**What you need to do:**
Print out each entry below in full, exactly as given, excluding pictures.

**Entries provided:**
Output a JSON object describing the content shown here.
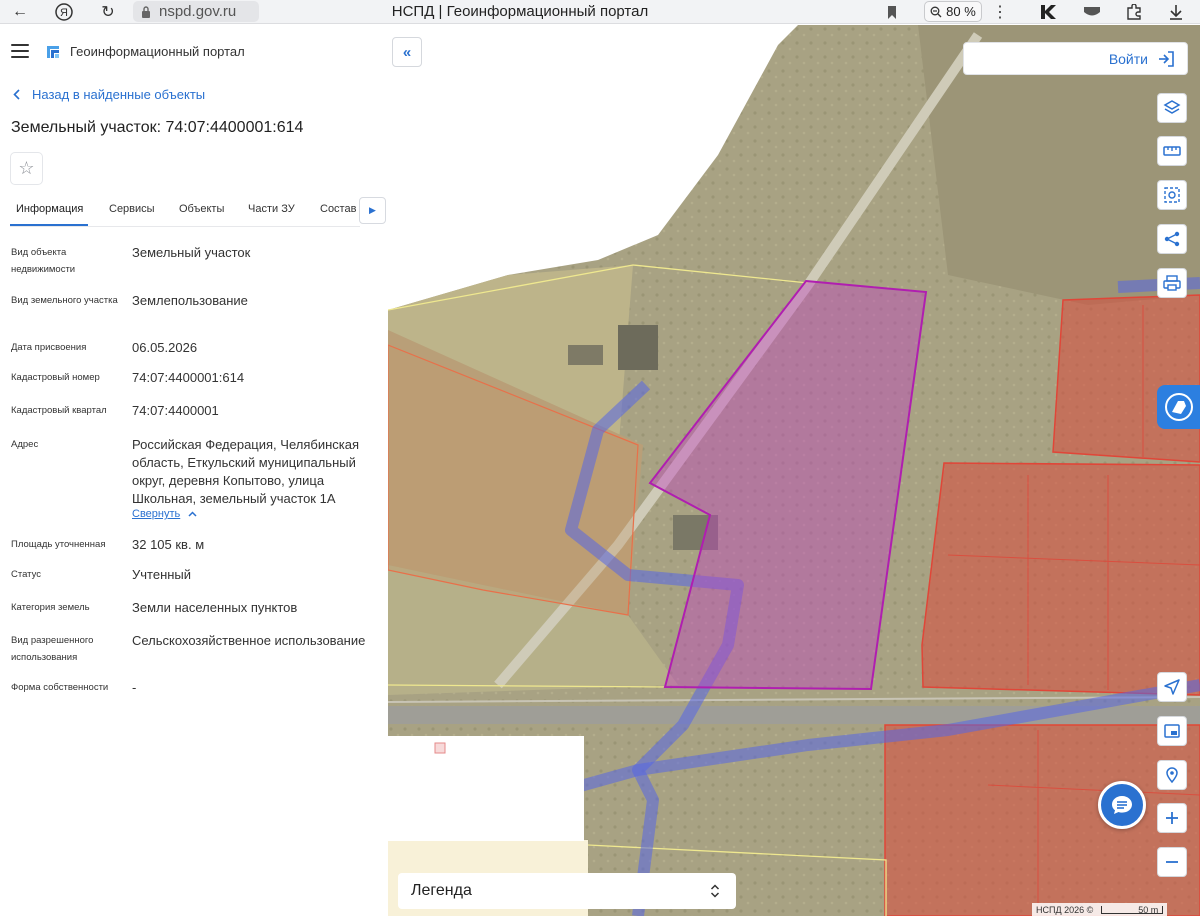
{
  "browser": {
    "url": "nspd.gov.ru",
    "title": "НСПД | Геоинформационный портал",
    "zoom": "80 %"
  },
  "header": {
    "portal_title": "Геоинформационный портал"
  },
  "back_link": "Назад в найденные объекты",
  "object_title": "Земельный участок: 74:07:4400001:614",
  "tabs": [
    {
      "label": "Информация",
      "active": true
    },
    {
      "label": "Сервисы"
    },
    {
      "label": "Объекты"
    },
    {
      "label": "Части ЗУ"
    },
    {
      "label": "Состав"
    }
  ],
  "info": [
    {
      "label": "Вид объекта недвижимости",
      "value": "Земельный участок"
    },
    {
      "label": "Вид земельного участка",
      "value": "Землепользование"
    },
    {
      "label": "Дата присвоения",
      "value": "06.05.2026"
    },
    {
      "label": "Кадастровый номер",
      "value": "74:07:4400001:614"
    },
    {
      "label": "Кадастровый квартал",
      "value": "74:07:4400001"
    },
    {
      "label": "Адрес",
      "value": "Российская Федерация, Челябинская область, Еткульский муниципальный округ, деревня Копытово, улица Школьная, земельный участок 1А"
    },
    {
      "label": "Площадь уточненная",
      "value": "32 105 кв. м"
    },
    {
      "label": "Статус",
      "value": "Учтенный"
    },
    {
      "label": "Категория земель",
      "value": "Земли населенных пунктов"
    },
    {
      "label": "Вид разрешенного использования",
      "value": "Сельскохозяйственное использование"
    },
    {
      "label": "Форма собственности",
      "value": "-"
    }
  ],
  "collapse_label": "Свернуть",
  "map": {
    "login_label": "Войти",
    "legend_label": "Легенда",
    "attribution": "НСПД 2026 ©",
    "scale_label": "50 m",
    "tools": [
      "layers-icon",
      "ruler-icon",
      "select-area-icon",
      "share-icon",
      "print-icon"
    ],
    "bottom_tools": [
      "location-arrow-icon",
      "picture-in-picture-icon",
      "geo-search-icon",
      "zoom-in-icon",
      "zoom-out-icon"
    ],
    "colors": {
      "selected_parcel": "#c040c0",
      "red_parcels": "#d83a3a",
      "blue_lines": "#5a6de8",
      "accent": "#2a71d0"
    }
  }
}
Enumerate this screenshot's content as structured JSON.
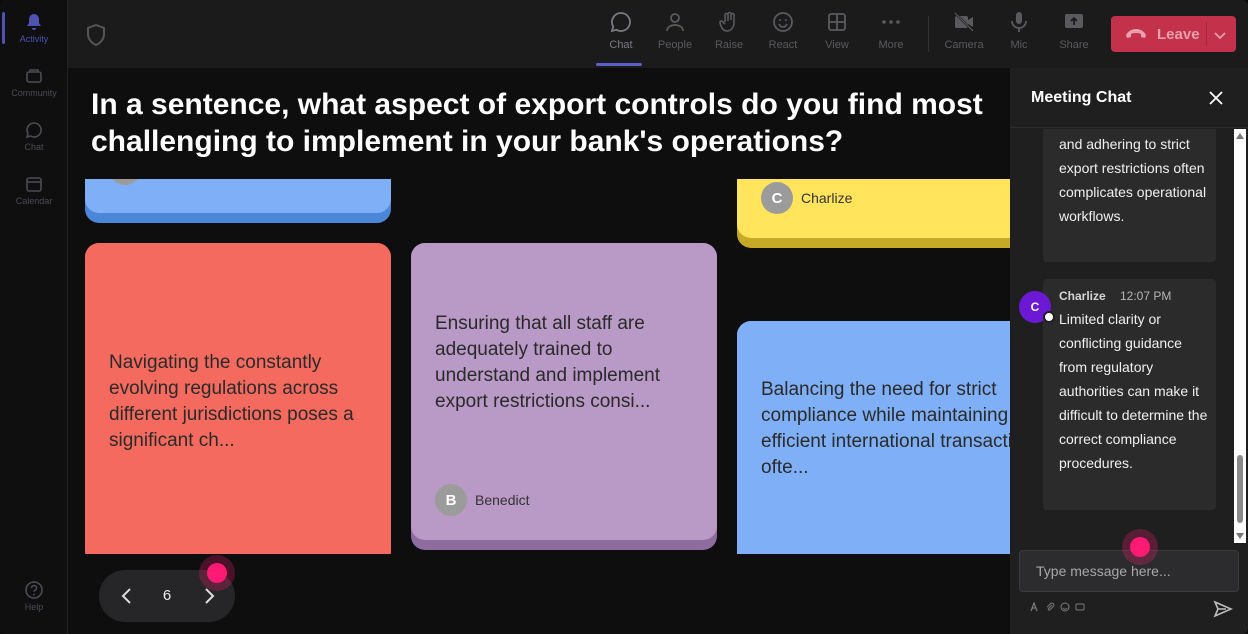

**Answer space:**
Output a JSON object describing the content shown here.
{
  "browser": {
    "url": "nspd.gov.ru",
    "title": "НСПД | Геоинформационный портал",
    "zoom": "80 %"
  },
  "header": {
    "portal_title": "Геоинформационный портал"
  },
  "back_link": "Назад в найденные объекты",
  "object_title": "Земельный участок: 74:07:4400001:614",
  "tabs": [
    {
      "label": "Информация",
      "active": true
    },
    {
      "label": "Сервисы"
    },
    {
      "label": "Объекты"
    },
    {
      "label": "Части ЗУ"
    },
    {
      "label": "Состав"
    }
  ],
  "info": [
    {
      "label": "Вид объекта недвижимости",
      "value": "Земельный участок"
    },
    {
      "label": "Вид земельного участка",
      "value": "Землепользование"
    },
    {
      "label": "Дата присвоения",
      "value": "06.05.2026"
    },
    {
      "label": "Кадастровый номер",
      "value": "74:07:4400001:614"
    },
    {
      "label": "Кадастровый квартал",
      "value": "74:07:4400001"
    },
    {
      "label": "Адрес",
      "value": "Российская Федерация, Челябинская область, Еткульский муниципальный округ, деревня Копытово, улица Школьная, земельный участок 1А"
    },
    {
      "label": "Площадь уточненная",
      "value": "32 105 кв. м"
    },
    {
      "label": "Статус",
      "value": "Учтенный"
    },
    {
      "label": "Категория земель",
      "value": "Земли населенных пунктов"
    },
    {
      "label": "Вид разрешенного использования",
      "value": "Сельскохозяйственное использование"
    },
    {
      "label": "Форма собственности",
      "value": "-"
    }
  ],
  "collapse_label": "Свернуть",
  "map": {
    "login_label": "Войти",
    "legend_label": "Легенда",
    "attribution": "НСПД 2026 ©",
    "scale_label": "50 m",
    "tools": [
      "layers-icon",
      "ruler-icon",
      "select-area-icon",
      "share-icon",
      "print-icon"
    ],
    "bottom_tools": [
      "location-arrow-icon",
      "picture-in-picture-icon",
      "geo-search-icon",
      "zoom-in-icon",
      "zoom-out-icon"
    ],
    "colors": {
      "selected_parcel": "#c040c0",
      "red_parcels": "#d83a3a",
      "blue_lines": "#5a6de8",
      "accent": "#2a71d0"
    }
  }
}
Enumerate this screenshot's content as structured JSON.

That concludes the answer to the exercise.